Graham Shelby is an award-winning writer and public radio journalist whose interview subjects have included Garrison Keillor, Molly Ivins and Wendell Berry. A graduate of the Spalding University MFA program, Graham’s essays has appeared in the Courier-Journal, Lexington Herald-Leader and Louisville Review among others, and his radio work has been broadcast nationwide on NPR and worldwide on the Voice of America network.
Frederick Smock is Associate Professor of English at Bellarmine University, where he received the 2005 Wyatt Faculty Award. He has recently completed a memoir about his life as a poet. His poems and essays have appeared in Poetry, The Iowa Review, American Poetry Review, The Hudson Review, and many others. He has published four books of poems with Larkspur Press. His nonfiction books include Pax Intrantibus: A Meditation on the Poetry of Thomas Merton; Poetry & Compassion: Essays on Art & Craft; and Craft-talk: On Writing Poetry.
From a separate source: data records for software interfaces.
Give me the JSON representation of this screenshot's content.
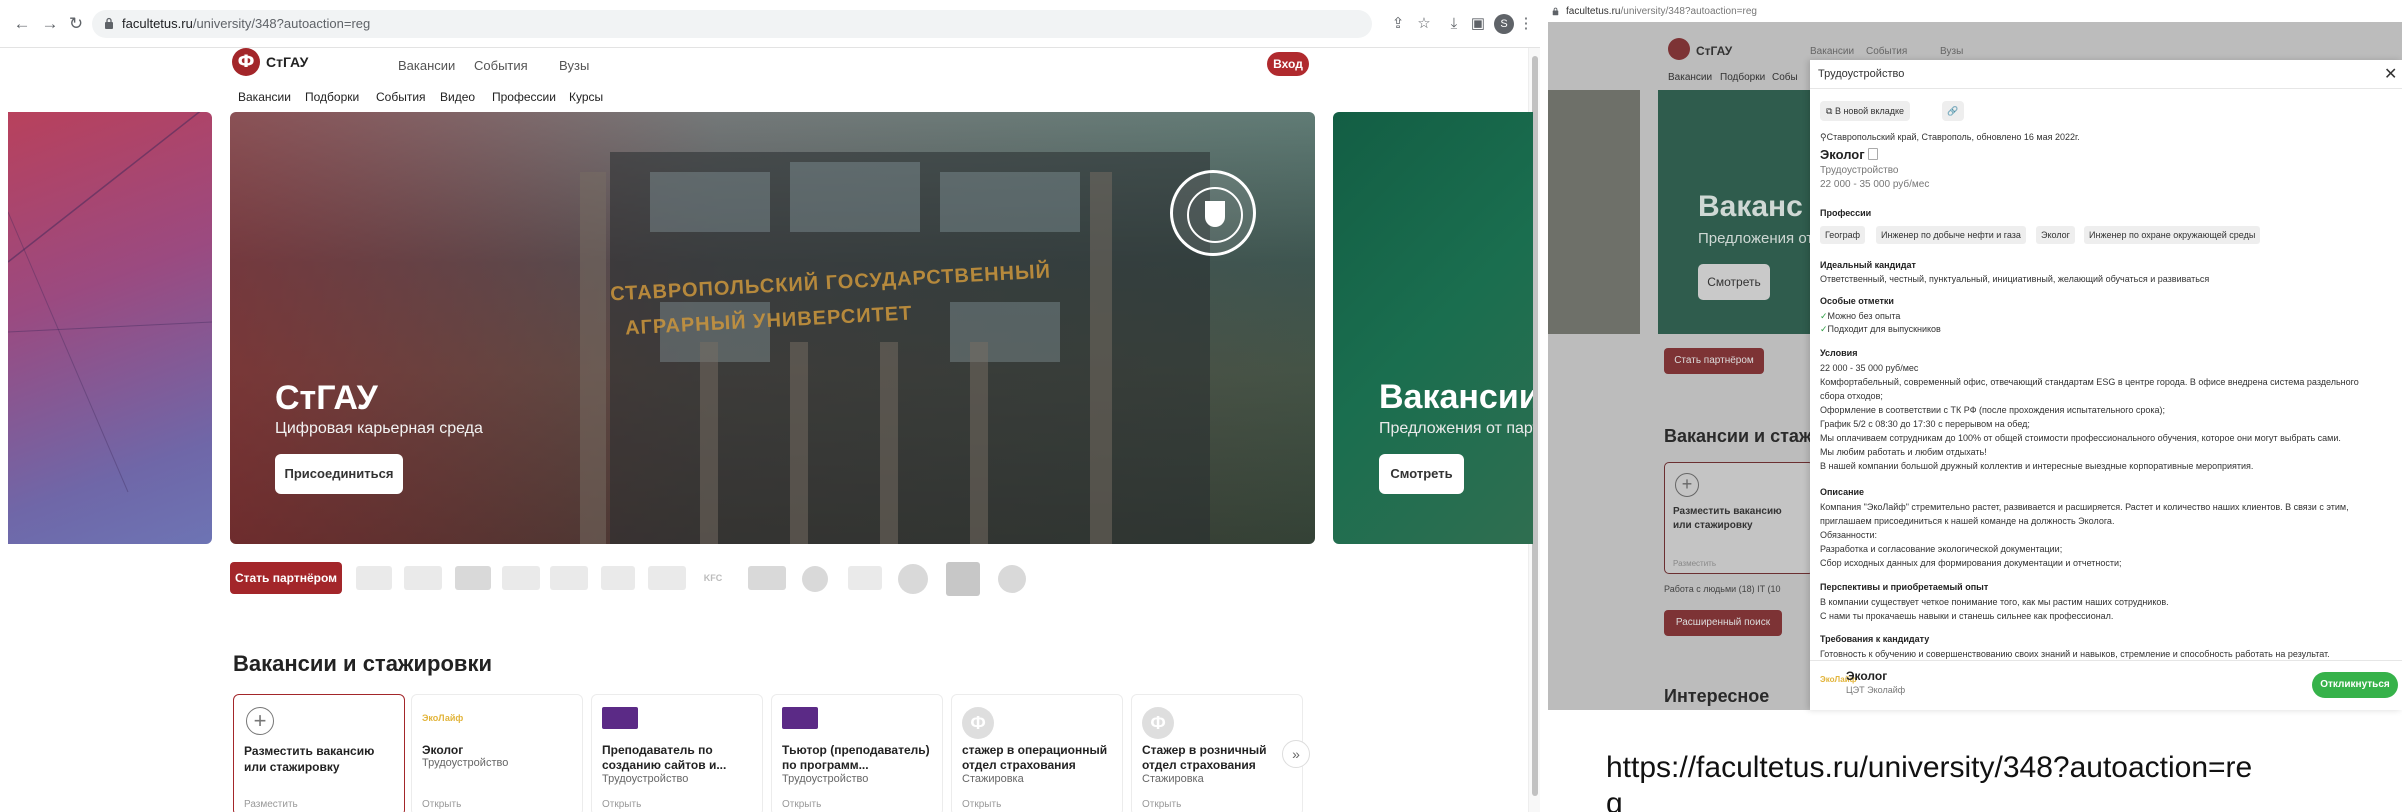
{
  "left_browser": {
    "url_domain": "facultetus.ru",
    "url_path": "/university/348?autoaction=reg",
    "profile_initial": "S"
  },
  "site": {
    "name": "СтГАУ",
    "top_nav": [
      "Вакансии",
      "События",
      "Вузы"
    ],
    "login_label": "Вход",
    "sub_nav": [
      "Вакансии",
      "Подборки",
      "События",
      "Видео",
      "Профессии",
      "Курсы"
    ]
  },
  "hero": {
    "title": "СтГАУ",
    "subtitle": "Цифровая карьерная среда",
    "button": "Присоединиться",
    "sign_line1": "СТАВРОПОЛЬСКИЙ ГОСУДАРСТВЕННЫЙ",
    "sign_line2": "АГРАРНЫЙ УНИВЕРСИТЕТ"
  },
  "next_slide": {
    "title": "Вакансии",
    "subtitle": "Предложения от партнеров",
    "button": "Смотреть"
  },
  "partners": {
    "button": "Стать партнёром",
    "logo_labels": [
      "KFC"
    ]
  },
  "vacancies_section": {
    "title": "Вакансии и стажировки",
    "add_card": {
      "label": "Разместить вакансию или стажировку",
      "action": "Разместить"
    },
    "cards": [
      {
        "logo_text": "ЭкоЛайф",
        "title": "Эколог",
        "type": "Трудоустройство",
        "action": "Открыть"
      },
      {
        "logo_text": "",
        "title": "Преподаватель по созданию сайтов и...",
        "type": "Трудоустройство",
        "action": "Открыть"
      },
      {
        "logo_text": "",
        "title": "Тьютор (преподаватель) по программ...",
        "type": "Трудоустройство",
        "action": "Открыть"
      },
      {
        "logo_text": "Ф",
        "title": "стажер в операционный отдел страхования",
        "type": "Стажировка",
        "action": "Открыть"
      },
      {
        "logo_text": "Ф",
        "title": "Стажер в розничный отдел страхования",
        "type": "Стажировка",
        "action": "Открыть"
      }
    ]
  },
  "right_browser": {
    "url_domain": "facultetus.ru",
    "url_path": "/university/348?autoaction=reg"
  },
  "bg_page": {
    "name": "СтГАУ",
    "top_nav": [
      "Вакансии",
      "События",
      "Вузы"
    ],
    "sub_nav": [
      "Вакансии",
      "Подборки",
      "Собы"
    ],
    "slide_title": "Ваканс",
    "slide_sub": "Предложения от",
    "slide_button": "Смотреть",
    "partner_button": "Стать партнёром",
    "section": "Вакансии и стаж",
    "add_card_label": "Разместить вакансию или стажировку",
    "add_card_action": "Разместить",
    "tag_line": "Работа с людьми (18)    IT (10",
    "extended_search": "Расширенный поиск",
    "section2": "Интересное"
  },
  "panel": {
    "title": "Трудоустройство",
    "open_new_tab": "В новой вкладке",
    "location": "Ставропольский край, Ставрополь, обновлено 16 мая 2022г.",
    "job_title": "Эколог",
    "job_type": "Трудоустройство",
    "salary": "22 000 - 35 000 руб/мес",
    "professions_heading": "Профессии",
    "professions": [
      "Географ",
      "Инженер по добыче нефти и газа",
      "Эколог",
      "Инженер по охране окружающей среды"
    ],
    "ideal_heading": "Идеальный кандидат",
    "ideal_text": "Ответственный, честный, пунктуальный, инициативный, желающий обучаться и развиваться",
    "special_heading": "Особые отметки",
    "special": [
      "Можно без опыта",
      "Подходит для выпускников"
    ],
    "conditions_heading": "Условия",
    "conditions": [
      "22 000 - 35 000 руб/мес",
      "Комфортабельный, современный офис, отвечающий стандартам ESG в центре города. В офисе внедрена система раздельного",
      "сбора отходов;",
      "Оформление в соответствии с ТК РФ (после прохождения испытательного срока);",
      "График 5/2 с 08:30 до 17:30 с перерывом на обед;",
      "Мы оплачиваем сотрудникам до 100% от общей стоимости профессионального обучения, которое они могут выбрать сами.",
      "Мы любим работать и любим отдыхать!",
      "В нашей компании большой дружный коллектив и интересные выездные корпоративные мероприятия."
    ],
    "description_heading": "Описание",
    "description": [
      "Компания \"ЭкоЛайф\" стремительно растет, развивается и расширяется. Растет и количество наших клиентов. В связи с этим,",
      "приглашаем присоединиться к нашей команде на должность Эколога.",
      "Обязанности:",
      "Разработка и согласование экологической документации;",
      "Сбор исходных данных для формирования документации и отчетности;"
    ],
    "prospects_heading": "Перспективы и приобретаемый опыт",
    "prospects": [
      "В компании существует четкое понимание того, как мы растим наших сотрудников.",
      "С нами ты прокачаешь навыки и станешь сильнее как профессионал."
    ],
    "requirements_heading": "Требования к кандидату",
    "requirements": "Готовность к обучению и совершенствованию своих знаний и навыков, стремление и способность работать на результат.",
    "footer_logo": "ЭкоЛайф",
    "footer_title": "Эколог",
    "footer_company": "ЦЭТ Эколайф",
    "apply": "Откликнуться"
  },
  "caption_url": "https://facultetus.ru/university/348?autoaction=re",
  "caption_url_wrap": "g"
}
Jen Woods is the founder and Editor-in-Chief of the independent publishing house Typecast Publishing. Based out of Louisville, KY, Typecast produces books and magazines of poetry and prose using the highest design and production techniques ranging from artisanal letterpress to cutting-edge digital formats, including The Lumberyard magazine, an award-winning twice-yearly collaboration with the design studio The Firecracker Press. www.typecastpublishing.com
If you have any questions about joining our list of sponsors for Louisville’s signature festival of the literary arts or about how to get involved, please contact: firstname.lastname@example.org.